*** Opening of DATA PROVIDED ***

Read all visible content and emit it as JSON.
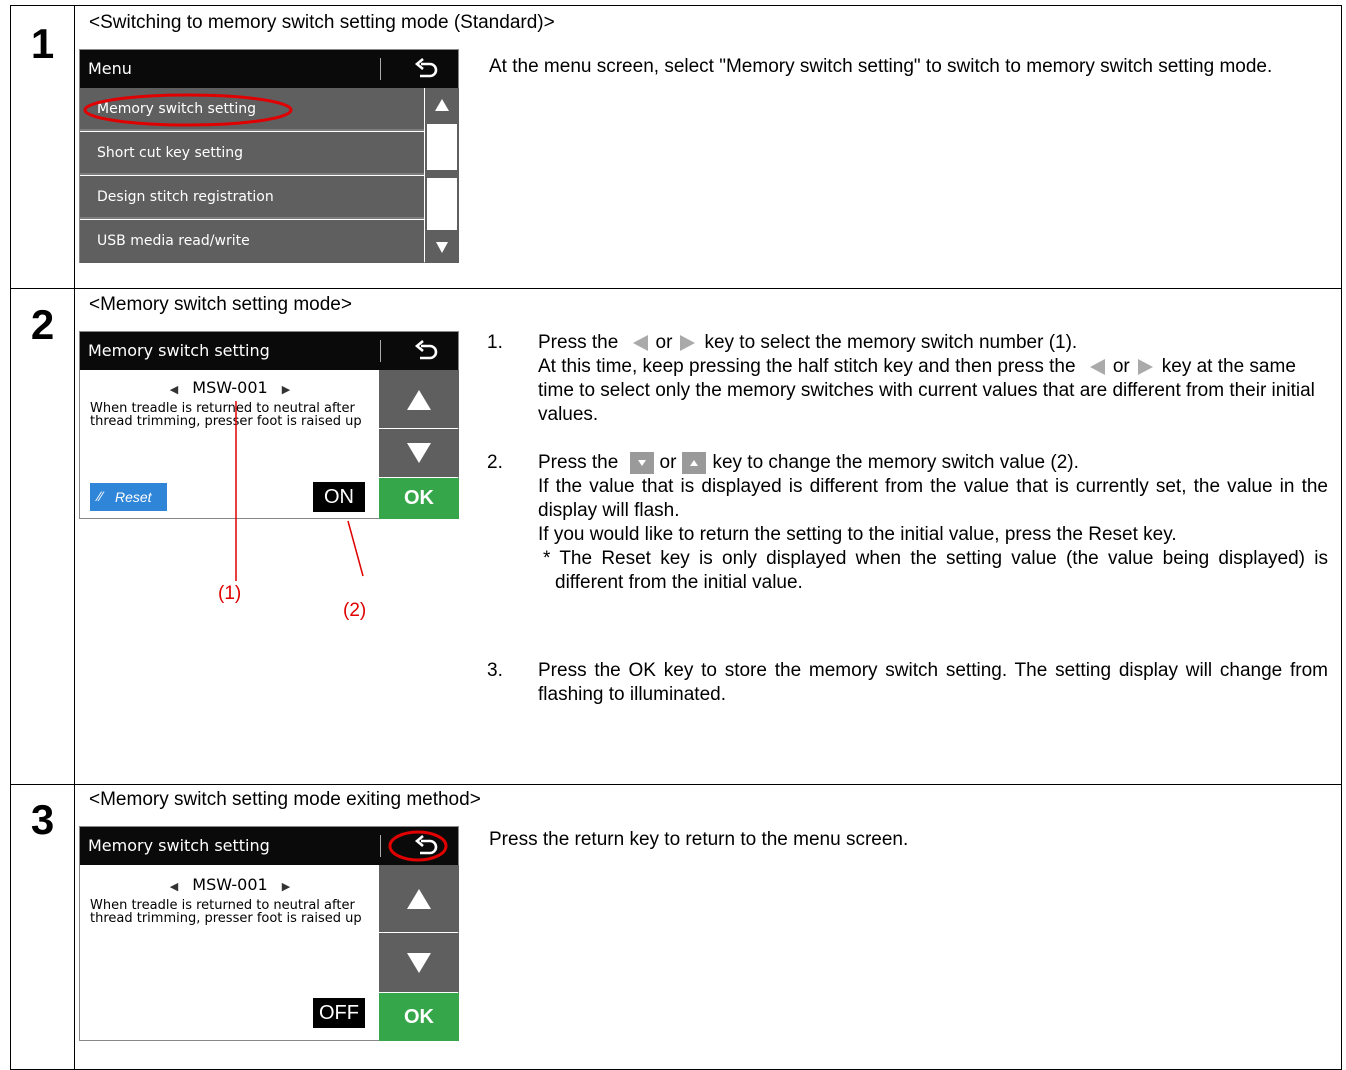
{
  "steps": [
    {
      "number": "1",
      "heading": "<Switching to memory switch setting mode (Standard)>",
      "panel": {
        "title": "Menu",
        "items": [
          "Memory switch setting",
          "Short cut key setting",
          "Design stitch registration",
          "USB media read/write"
        ]
      },
      "description": "At the menu screen, select \"Memory switch setting\" to switch to memory switch setting mode."
    },
    {
      "number": "2",
      "heading": "<Memory switch setting mode>",
      "panel": {
        "title": "Memory switch setting",
        "switch_number": "MSW-001",
        "switch_desc": "When treadle is returned to neutral after thread trimming, presser foot is raised up",
        "value": "ON",
        "reset_label": "Reset",
        "ok_label": "OK"
      },
      "callouts": [
        "(1)",
        "(2)"
      ],
      "instructions": [
        {
          "num": "1.",
          "p1_a": "Press the",
          "p1_or": "or",
          "p1_b": "key to select the memory switch number (1).",
          "p2_a": "At this time, keep pressing the half stitch key and then press the",
          "p2_or": "or",
          "p2_b": "key at the same time to select only the memory switches with current values that are different from their initial values."
        },
        {
          "num": "2.",
          "p1_a": "Press the",
          "p1_or": "or",
          "p1_b": "key to change the memory switch value (2).",
          "p2": "If the value that is displayed is different from the value that is currently set, the value in the display will flash.",
          "p3": "If you would like to return the setting to the initial value, press the Reset key.",
          "note": "* The Reset key is only displayed when the setting value (the value being displayed) is different from the initial value."
        },
        {
          "num": "3.",
          "text": "Press the OK key to store the memory switch setting. The setting display will change from flashing to illuminated."
        }
      ]
    },
    {
      "number": "3",
      "heading": "<Memory switch setting mode exiting method>",
      "panel": {
        "title": "Memory switch setting",
        "switch_number": "MSW-001",
        "switch_desc": "When treadle is returned to neutral after thread trimming, presser foot is raised up",
        "value": "OFF",
        "ok_label": "OK"
      },
      "description": "Press the return key to return to the menu screen."
    }
  ],
  "colors": {
    "annotation": "#e00000",
    "ok_green": "#35a64a",
    "reset_blue": "#2f86d8",
    "panel_grey": "#5f5f5f"
  }
}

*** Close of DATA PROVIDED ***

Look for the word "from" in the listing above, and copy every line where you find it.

### YOUR RESPONSE
          "p2_b": "key at the same time to select only the memory switches with current values that are different from their initial values."
          "p2": "If the value that is displayed is different from the value that is currently set, the value in the display will flash.",
          "note": "* The Reset key is only displayed when the setting value (the value being displayed) is different from the initial value."
          "text": "Press the OK key to store the memory switch setting. The setting display will change from flashing to illuminated."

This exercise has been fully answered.